Children ask thoughtful questions and deserve serious answers. Yet both of these series seem to bend over backwards to ingratiate and motivate. In doing so they ignore the truly interesting aspects of history; the speculation, the uncertainty about how things were used, by whom and why, about what it might have been like to live at another time and how and why it might have been different from today.
The text in both series is factual and descriptive. A double-page on school, in The Greeks tells us merely that "only boys went to school. They wrote by scratching letters onto wooden tablets covered in melted wax," followed by a suggestion that you do some scratching with coloured wax crayons. This is anachronistic!

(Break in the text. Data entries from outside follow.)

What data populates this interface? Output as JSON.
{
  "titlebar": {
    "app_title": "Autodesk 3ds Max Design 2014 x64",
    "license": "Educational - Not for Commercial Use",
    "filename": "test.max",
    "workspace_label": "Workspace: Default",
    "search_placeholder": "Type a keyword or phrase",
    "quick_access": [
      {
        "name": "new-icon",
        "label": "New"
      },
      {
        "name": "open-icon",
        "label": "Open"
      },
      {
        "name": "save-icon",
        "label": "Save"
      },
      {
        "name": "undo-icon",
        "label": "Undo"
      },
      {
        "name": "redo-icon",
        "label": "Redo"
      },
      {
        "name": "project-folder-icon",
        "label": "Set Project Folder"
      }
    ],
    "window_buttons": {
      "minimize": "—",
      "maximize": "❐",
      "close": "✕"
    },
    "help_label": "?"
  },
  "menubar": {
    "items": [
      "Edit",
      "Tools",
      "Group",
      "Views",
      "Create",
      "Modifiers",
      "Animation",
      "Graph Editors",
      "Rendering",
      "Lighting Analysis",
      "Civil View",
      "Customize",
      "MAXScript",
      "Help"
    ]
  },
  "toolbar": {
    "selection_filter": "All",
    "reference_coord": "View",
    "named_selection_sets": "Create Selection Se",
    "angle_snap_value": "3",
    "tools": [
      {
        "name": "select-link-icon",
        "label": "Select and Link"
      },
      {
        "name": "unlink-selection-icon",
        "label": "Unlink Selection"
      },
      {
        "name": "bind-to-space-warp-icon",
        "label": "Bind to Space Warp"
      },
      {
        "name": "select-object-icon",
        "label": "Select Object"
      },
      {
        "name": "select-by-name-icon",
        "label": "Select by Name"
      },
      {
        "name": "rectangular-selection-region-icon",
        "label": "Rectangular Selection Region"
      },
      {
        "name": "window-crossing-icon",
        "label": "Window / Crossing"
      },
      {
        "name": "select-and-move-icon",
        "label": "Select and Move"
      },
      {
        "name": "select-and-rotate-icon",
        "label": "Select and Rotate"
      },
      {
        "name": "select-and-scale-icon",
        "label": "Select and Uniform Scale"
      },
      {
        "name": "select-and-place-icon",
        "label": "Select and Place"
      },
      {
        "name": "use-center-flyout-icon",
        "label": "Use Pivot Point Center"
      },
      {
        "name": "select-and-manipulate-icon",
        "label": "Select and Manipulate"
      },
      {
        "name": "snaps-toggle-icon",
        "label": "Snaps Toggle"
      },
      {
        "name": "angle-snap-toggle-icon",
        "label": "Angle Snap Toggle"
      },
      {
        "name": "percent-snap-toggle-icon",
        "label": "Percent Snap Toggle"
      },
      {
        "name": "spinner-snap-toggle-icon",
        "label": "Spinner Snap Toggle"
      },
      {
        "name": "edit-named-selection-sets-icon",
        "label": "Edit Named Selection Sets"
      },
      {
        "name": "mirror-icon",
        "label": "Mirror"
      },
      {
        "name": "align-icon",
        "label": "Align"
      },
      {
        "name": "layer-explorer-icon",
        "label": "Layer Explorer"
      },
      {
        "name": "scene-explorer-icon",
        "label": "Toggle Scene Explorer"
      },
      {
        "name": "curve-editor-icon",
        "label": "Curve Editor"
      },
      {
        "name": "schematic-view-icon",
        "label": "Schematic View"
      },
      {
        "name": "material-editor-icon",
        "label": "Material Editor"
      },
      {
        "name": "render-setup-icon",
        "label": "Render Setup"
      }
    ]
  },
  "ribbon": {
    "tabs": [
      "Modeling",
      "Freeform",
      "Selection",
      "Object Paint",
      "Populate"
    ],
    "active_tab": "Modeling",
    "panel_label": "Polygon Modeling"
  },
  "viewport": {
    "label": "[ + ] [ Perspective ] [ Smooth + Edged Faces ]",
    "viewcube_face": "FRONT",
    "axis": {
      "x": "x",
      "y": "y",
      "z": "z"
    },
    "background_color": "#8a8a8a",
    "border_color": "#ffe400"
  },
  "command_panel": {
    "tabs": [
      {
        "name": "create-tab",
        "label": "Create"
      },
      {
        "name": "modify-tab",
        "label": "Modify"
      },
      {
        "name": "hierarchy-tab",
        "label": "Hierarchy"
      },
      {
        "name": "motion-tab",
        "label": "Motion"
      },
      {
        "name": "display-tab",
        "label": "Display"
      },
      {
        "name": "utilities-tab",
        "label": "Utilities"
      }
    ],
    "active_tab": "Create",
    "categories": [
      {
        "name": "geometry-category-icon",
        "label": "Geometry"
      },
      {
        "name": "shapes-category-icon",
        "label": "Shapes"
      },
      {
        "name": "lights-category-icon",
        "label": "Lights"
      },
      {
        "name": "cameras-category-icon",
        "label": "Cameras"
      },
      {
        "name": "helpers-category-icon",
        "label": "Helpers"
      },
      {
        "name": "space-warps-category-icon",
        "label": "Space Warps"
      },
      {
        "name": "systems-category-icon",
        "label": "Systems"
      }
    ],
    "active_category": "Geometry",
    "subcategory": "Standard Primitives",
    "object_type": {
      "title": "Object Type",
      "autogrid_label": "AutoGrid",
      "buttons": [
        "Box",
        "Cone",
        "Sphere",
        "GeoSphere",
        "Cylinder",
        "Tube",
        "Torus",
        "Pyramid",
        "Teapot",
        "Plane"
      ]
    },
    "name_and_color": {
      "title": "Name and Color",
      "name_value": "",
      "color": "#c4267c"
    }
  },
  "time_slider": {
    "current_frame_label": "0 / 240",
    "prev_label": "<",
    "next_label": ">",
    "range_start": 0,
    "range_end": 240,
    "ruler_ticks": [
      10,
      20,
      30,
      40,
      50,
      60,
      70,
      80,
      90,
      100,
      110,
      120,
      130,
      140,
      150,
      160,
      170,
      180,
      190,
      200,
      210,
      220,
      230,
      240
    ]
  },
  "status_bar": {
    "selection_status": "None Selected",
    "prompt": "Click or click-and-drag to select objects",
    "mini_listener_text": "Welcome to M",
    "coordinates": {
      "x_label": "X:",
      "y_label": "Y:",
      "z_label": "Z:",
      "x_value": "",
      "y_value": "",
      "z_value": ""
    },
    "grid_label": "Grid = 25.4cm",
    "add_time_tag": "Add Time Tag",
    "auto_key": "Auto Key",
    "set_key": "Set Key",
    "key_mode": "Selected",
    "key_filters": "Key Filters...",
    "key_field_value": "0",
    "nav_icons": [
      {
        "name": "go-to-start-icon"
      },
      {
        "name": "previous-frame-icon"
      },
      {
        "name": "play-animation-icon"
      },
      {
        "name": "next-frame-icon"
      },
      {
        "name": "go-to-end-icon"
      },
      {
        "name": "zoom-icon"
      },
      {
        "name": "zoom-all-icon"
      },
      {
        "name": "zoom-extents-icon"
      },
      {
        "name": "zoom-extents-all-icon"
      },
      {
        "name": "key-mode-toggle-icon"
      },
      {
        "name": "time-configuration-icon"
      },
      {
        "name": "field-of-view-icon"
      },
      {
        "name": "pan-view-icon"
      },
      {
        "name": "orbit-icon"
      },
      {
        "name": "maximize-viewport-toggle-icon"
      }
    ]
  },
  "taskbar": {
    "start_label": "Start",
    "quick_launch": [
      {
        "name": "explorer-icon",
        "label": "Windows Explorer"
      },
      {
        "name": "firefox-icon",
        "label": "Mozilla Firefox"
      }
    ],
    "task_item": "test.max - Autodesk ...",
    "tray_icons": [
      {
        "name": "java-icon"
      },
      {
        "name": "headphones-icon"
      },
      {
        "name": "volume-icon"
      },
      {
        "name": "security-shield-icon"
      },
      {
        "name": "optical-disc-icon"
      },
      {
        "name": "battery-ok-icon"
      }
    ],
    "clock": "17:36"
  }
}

What did these tablets look like? How did they work? What might boys write? Why boys?
In The Time Trekkers children decide to leave Rome in their time machine shouting: "Thanks for everything Cassio but we'd better go . . . let's see, 300 years should be enough". But it was not. They touched down in the middle of an invasion. Their "Gizmo" told them "it is 410 AD and the Vizigoths are sacking Rome. After this the Empire falls apart." The illustrations in both series are banal and coarse in line and colour. Why oh why, since images are so important to young children, do these expensive hardbacks not merit the work of one of our many magical children's illustrators?
However, there are differences between the series. The Footsteps books seem intended for six to eight-year-olds. The front cover promises Activities, Crafts, History, in this order. The back cover explains that "the exciting activities reinforce information". A sceptic might wonder whether the beautifully photographed bent corrugated card boat does reinforce the information that "in Ancient Egypt river boats were made from papyrus reeds lashed together in long bundles". What is papyrus and what did they use the boats for? How do we know? Does a six-year-old's necklace of Thor's hammer, made in self-hardening clay encourage him to remember and speculate about Viking beliefs? How will the fiercely snarling child pictured with his completed gold-card Roman shield, employ it next? There are excellent opportunities for stories, research and skilfully supported play. Unfortunately active learning in history is still too often seen as making replicas and models but not as using them as a basis for developing speculation, hypotheses and imagination. Used to support such enquiries these books are splendid, but there is a danger that they will be seized upon simply to make classrooms bright and busy - too much pleasure and paint, as one politician has said.
The Time Trekkers series seems intended for eight to 10-year-olds. The format has Blyton-like overtones. The Famous Four, Lucy "the oldest who can be a bit bossy", Jools "who has a pet frog", Eddie "who knows about history", and Sam, a female machine-fixing boffin use a "Gizmo", a kind of hand-held computer menu which gives answers to their speech bubble questions as they travel by time-machine into a virtual-reality past. In the hands of a skilful teacher this could introduce some children to an interest in the past. We accept that we must start with the children's existing interests and that learning styles differ. Yet I wonder if we sometimes try too hard to insinuate ourselves into children's culture and not hard enough to take them beyond it. You are now entering the Zone of Proximal Development . . .